* **Instructions to follow**:
Once the data has been read, print it back in full, exactly.

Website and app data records
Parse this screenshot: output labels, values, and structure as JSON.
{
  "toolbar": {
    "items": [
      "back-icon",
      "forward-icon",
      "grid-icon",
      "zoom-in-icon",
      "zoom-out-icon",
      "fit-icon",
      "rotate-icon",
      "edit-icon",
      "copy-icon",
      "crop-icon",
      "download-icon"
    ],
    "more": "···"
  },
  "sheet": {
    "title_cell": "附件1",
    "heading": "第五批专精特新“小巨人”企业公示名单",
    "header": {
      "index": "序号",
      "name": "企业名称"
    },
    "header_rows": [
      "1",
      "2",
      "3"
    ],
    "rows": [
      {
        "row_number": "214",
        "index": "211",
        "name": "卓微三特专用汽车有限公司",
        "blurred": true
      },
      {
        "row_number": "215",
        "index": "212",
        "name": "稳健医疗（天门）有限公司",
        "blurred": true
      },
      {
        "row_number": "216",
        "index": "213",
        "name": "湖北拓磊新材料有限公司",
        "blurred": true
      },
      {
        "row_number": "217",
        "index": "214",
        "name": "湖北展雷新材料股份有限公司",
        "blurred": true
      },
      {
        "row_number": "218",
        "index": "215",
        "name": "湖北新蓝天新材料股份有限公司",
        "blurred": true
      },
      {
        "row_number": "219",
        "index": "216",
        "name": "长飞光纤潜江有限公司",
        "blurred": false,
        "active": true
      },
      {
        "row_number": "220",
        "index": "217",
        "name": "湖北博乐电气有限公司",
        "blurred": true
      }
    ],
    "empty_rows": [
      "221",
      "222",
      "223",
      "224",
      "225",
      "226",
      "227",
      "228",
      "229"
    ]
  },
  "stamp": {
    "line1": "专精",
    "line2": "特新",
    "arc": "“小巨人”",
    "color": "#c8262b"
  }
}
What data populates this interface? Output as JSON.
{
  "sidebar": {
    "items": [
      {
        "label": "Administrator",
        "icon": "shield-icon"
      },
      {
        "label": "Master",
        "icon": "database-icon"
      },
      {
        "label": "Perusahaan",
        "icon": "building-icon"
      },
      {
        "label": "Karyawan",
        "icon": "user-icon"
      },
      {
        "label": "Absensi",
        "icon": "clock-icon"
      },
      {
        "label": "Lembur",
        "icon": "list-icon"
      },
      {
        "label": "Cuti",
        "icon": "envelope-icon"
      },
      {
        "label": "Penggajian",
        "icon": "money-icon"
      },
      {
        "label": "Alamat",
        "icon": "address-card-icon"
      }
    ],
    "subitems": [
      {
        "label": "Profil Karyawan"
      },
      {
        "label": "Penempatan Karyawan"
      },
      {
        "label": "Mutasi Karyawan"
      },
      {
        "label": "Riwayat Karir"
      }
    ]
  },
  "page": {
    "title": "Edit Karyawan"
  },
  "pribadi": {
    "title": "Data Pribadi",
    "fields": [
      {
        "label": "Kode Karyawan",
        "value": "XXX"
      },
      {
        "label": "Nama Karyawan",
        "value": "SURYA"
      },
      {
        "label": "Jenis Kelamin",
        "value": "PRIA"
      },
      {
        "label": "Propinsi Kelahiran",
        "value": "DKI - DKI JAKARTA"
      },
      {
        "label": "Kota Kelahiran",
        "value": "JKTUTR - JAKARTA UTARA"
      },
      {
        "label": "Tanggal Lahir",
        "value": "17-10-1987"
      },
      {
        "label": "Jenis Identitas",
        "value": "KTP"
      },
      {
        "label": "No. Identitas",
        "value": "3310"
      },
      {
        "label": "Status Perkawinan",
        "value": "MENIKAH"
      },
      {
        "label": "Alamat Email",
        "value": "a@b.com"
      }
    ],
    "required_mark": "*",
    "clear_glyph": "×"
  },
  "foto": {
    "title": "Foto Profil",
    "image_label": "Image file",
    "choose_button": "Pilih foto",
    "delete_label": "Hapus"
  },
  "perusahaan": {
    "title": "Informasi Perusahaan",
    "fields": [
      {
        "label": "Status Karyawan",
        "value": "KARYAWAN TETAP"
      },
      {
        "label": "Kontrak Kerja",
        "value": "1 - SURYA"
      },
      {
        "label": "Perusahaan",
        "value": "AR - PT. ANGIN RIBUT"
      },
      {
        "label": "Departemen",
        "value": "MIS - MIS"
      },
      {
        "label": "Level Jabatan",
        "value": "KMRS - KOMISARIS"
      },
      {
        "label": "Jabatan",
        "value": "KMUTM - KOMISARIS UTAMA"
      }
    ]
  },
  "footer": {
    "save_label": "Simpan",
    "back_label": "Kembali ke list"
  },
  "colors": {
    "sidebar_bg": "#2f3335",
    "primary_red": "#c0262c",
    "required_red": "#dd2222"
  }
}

* **Task result**:
Parse this screenshot: output labels, values, and structure as JSON.
{
  "toolbar": {
    "items": [
      "back-icon",
      "forward-icon",
      "grid-icon",
      "zoom-in-icon",
      "zoom-out-icon",
      "fit-icon",
      "rotate-icon",
      "edit-icon",
      "copy-icon",
      "crop-icon",
      "download-icon"
    ],
    "more": "···"
  },
  "sheet": {
    "title_cell": "附件1",
    "heading": "第五批专精特新“小巨人”企业公示名单",
    "header": {
      "index": "序号",
      "name": "企业名称"
    },
    "header_rows": [
      "1",
      "2",
      "3"
    ],
    "rows": [
      {
        "row_number": "214",
        "index": "211",
        "name": "卓微三特专用汽车有限公司",
        "blurred": true
      },
      {
        "row_number": "215",
        "index": "212",
        "name": "稳健医疗（天门）有限公司",
        "blurred": true
      },
      {
        "row_number": "216",
        "index": "213",
        "name": "湖北拓磊新材料有限公司",
        "blurred": true
      },
      {
        "row_number": "217",
        "index": "214",
        "name": "湖北展雷新材料股份有限公司",
        "blurred": true
      },
      {
        "row_number": "218",
        "index": "215",
        "name": "湖北新蓝天新材料股份有限公司",
        "blurred": true
      },
      {
        "row_number": "219",
        "index": "216",
        "name": "长飞光纤潜江有限公司",
        "blurred": false,
        "active": true
      },
      {
        "row_number": "220",
        "index": "217",
        "name": "湖北博乐电气有限公司",
        "blurred": true
      }
    ],
    "empty_rows": [
      "221",
      "222",
      "223",
      "224",
      "225",
      "226",
      "227",
      "228",
      "229"
    ]
  },
  "stamp": {
    "line1": "专精",
    "line2": "特新",
    "arc": "“小巨人”",
    "color": "#c8262b"
  }
}
What data populates this interface? Output as JSON.
{
  "sidebar": {
    "items": [
      {
        "label": "Administrator",
        "icon": "shield-icon"
      },
      {
        "label": "Master",
        "icon": "database-icon"
      },
      {
        "label": "Perusahaan",
        "icon": "building-icon"
      },
      {
        "label": "Karyawan",
        "icon": "user-icon"
      },
      {
        "label": "Absensi",
        "icon": "clock-icon"
      },
      {
        "label": "Lembur",
        "icon": "list-icon"
      },
      {
        "label": "Cuti",
        "icon": "envelope-icon"
      },
      {
        "label": "Penggajian",
        "icon": "money-icon"
      },
      {
        "label": "Alamat",
        "icon": "address-card-icon"
      }
    ],
    "subitems": [
      {
        "label": "Profil Karyawan"
      },
      {
        "label": "Penempatan Karyawan"
      },
      {
        "label": "Mutasi Karyawan"
      },
      {
        "label": "Riwayat Karir"
      }
    ]
  },
  "page": {
    "title": "Edit Karyawan"
  },
  "pribadi": {
    "title": "Data Pribadi",
    "fields": [
      {
        "label": "Kode Karyawan",
        "value": "XXX"
      },
      {
        "label": "Nama Karyawan",
        "value": "SURYA"
      },
      {
        "label": "Jenis Kelamin",
        "value": "PRIA"
      },
      {
        "label": "Propinsi Kelahiran",
        "value": "DKI - DKI JAKARTA"
      },
      {
        "label": "Kota Kelahiran",
        "value": "JKTUTR - JAKARTA UTARA"
      },
      {
        "label": "Tanggal Lahir",
        "value": "17-10-1987"
      },
      {
        "label": "Jenis Identitas",
        "value": "KTP"
      },
      {
        "label": "No. Identitas",
        "value": "3310"
      },
      {
        "label": "Status Perkawinan",
        "value": "MENIKAH"
      },
      {
        "label": "Alamat Email",
        "value": "a@b.com"
      }
    ],
    "required_mark": "*",
    "clear_glyph": "×"
  },
  "foto": {
    "title": "Foto Profil",
    "image_label": "Image file",
    "choose_button": "Pilih foto",
    "delete_label": "Hapus"
  },
  "perusahaan": {
    "title": "Informasi Perusahaan",
    "fields": [
      {
        "label": "Status Karyawan",
        "value": "KARYAWAN TETAP"
      },
      {
        "label": "Kontrak Kerja",
        "value": "1 - SURYA"
      },
      {
        "label": "Perusahaan",
        "value": "AR - PT. ANGIN RIBUT"
      },
      {
        "label": "Departemen",
        "value": "MIS - MIS"
      },
      {
        "label": "Level Jabatan",
        "value": "KMRS - KOMISARIS"
      },
      {
        "label": "Jabatan",
        "value": "KMUTM - KOMISARIS UTAMA"
      }
    ]
  },
  "footer": {
    "save_label": "Simpan",
    "back_label": "Kembali ke list"
  },
  "colors": {
    "sidebar_bg": "#2f3335",
    "primary_red": "#c0262c",
    "required_red": "#dd2222"
  }
}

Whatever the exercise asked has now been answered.